by Peter Shaffer
directed by Sarah Stephenson
Nottingham Playhouse Advanced Youth Theatre
11 – 16 August
Equus is a challenging and complex play by most people’s standards so it was a brave choice for the 15 – 19 year olds in the cast of Nottingham Playhouse’s Advanced Youth Theatre to tackle Peter Shaffer’s modern classic.
Audiences file in to an interesting pre-set in the square space of the Neville Studio, set like a courtroom with audience on three sides and the twelve cast members arranged backs-to-the-wall in a Last Supper-esque tableau, apparently in judgement. Naggingly insistent background music adds edge to the atmosphere.
This production is set around the time the play was written (1973) with some nicely evocative period flares and belted jackets. Equus depicts the shocking story of seventeen year old Alan Strang who, having blinded six horses with a spike, is referred to psychiatrist Dr Martin Dysart for analysis and therapy. Dysart gradually establishes how and why Strang committed this disturbing act through therapy sessions and discussions with Strang’s devoutly religious mother and repressed father. Thus, the nature/nurture debate rears its head, together with an examination of religion, sexuality and personal discovery.

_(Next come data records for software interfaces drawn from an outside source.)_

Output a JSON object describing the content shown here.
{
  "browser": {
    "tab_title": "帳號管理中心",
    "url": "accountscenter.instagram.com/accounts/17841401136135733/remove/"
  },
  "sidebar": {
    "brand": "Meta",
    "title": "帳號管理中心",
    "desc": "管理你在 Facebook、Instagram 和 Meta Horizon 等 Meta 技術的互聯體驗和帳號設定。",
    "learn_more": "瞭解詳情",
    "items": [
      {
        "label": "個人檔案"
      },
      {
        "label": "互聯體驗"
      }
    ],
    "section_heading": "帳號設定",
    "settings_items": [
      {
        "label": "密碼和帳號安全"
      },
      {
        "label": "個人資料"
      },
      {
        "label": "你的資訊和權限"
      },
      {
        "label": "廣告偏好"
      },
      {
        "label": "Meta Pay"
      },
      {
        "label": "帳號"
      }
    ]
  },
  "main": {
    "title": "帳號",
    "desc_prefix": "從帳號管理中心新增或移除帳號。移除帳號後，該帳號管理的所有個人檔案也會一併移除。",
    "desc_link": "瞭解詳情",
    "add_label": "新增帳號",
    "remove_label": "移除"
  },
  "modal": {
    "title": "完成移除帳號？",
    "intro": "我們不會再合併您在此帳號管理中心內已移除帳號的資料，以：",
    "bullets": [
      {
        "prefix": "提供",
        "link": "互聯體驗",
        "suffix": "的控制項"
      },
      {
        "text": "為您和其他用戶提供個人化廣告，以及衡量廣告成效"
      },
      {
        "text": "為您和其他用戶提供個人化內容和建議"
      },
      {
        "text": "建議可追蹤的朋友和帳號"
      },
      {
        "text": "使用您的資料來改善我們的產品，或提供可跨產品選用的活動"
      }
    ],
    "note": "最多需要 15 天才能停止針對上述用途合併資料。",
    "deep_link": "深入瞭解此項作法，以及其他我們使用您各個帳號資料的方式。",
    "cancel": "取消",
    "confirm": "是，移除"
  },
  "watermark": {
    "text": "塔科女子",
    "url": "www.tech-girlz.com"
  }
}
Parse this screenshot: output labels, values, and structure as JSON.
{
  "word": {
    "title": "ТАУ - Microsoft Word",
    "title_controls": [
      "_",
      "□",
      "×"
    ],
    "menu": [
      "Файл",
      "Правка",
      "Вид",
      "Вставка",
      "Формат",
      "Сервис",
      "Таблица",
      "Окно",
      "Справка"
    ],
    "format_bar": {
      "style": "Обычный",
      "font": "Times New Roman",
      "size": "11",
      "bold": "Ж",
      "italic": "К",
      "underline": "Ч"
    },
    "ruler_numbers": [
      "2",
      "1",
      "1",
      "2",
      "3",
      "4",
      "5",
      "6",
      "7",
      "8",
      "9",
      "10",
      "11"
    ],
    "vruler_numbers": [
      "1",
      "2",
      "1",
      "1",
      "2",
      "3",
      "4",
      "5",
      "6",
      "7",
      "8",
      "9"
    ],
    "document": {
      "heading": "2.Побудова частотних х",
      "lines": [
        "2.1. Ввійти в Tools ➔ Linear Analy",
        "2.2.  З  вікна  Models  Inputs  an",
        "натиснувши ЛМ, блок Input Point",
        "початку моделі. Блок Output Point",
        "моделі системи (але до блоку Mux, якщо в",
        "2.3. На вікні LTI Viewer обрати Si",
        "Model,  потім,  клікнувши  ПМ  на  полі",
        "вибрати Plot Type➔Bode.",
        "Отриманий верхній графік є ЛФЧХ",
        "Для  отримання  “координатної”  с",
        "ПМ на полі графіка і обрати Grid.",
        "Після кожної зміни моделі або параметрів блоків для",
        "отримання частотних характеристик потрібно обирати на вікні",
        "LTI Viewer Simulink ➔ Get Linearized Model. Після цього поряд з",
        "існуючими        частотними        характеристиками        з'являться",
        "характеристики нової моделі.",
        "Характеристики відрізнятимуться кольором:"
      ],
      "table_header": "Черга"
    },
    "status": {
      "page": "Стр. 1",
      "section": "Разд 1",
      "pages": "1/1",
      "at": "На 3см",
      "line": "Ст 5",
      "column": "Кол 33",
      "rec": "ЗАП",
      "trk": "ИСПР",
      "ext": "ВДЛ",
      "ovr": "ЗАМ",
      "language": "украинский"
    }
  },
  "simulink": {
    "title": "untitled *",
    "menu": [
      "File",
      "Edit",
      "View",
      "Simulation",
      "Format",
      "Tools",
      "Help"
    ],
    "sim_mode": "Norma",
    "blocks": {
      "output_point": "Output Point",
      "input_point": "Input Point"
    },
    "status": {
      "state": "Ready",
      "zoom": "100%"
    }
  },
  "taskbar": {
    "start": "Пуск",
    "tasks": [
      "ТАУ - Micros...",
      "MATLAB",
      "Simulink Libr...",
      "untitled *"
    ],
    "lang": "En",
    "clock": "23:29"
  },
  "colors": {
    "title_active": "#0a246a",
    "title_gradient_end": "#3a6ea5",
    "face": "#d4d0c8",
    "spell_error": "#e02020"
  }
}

As the background to Strang’s increasingly unhealthy relationship with horses is revealed, so too Dysart’s dissatisfaction with his passionless life; this is one of the play’s key strengths, charting the shift in power in the patient/doctor relationship. Dysart’s obsession with Greek mythology is underlined by use of the ensemble as Greek chorus, always on stage and adding to the narrative with their actions. This generally works well but the horse noises are distracting at times.
Tom Martin brings contrasts to Strang: a child-like obstinacy yet a mature perception and an erotic sensuality in his scenes with Nugget, his chosen horse, played with impressive physicality by Dylan Sutcliffe. Their scenes together are tender but highly charged.
Less convincing is Jacob Seelochan as Dysart; he portrays his character’s frustration and weariness well but his often lowered head affects delivery and projection, muffling his performance.
Director Sarah Stephenson and designer Eleanor Field make great use of a relatively small set and minimal props. The wire horse heads and shoulder frames are particularly effective, as is the use of benches as, amongst others, a bed, a bus and a crucifix.
Appropriate to the ages of this young ensemble, the notorious nudity and sex scene are modified. However, this does not detract from fully committed performances from all cast members and their confidence with this challenging work is impressive. Such performances, combined with a new interpretation of this well-known classic, reveals promising young talent in the East Midlands.
Images by Ciaran Brown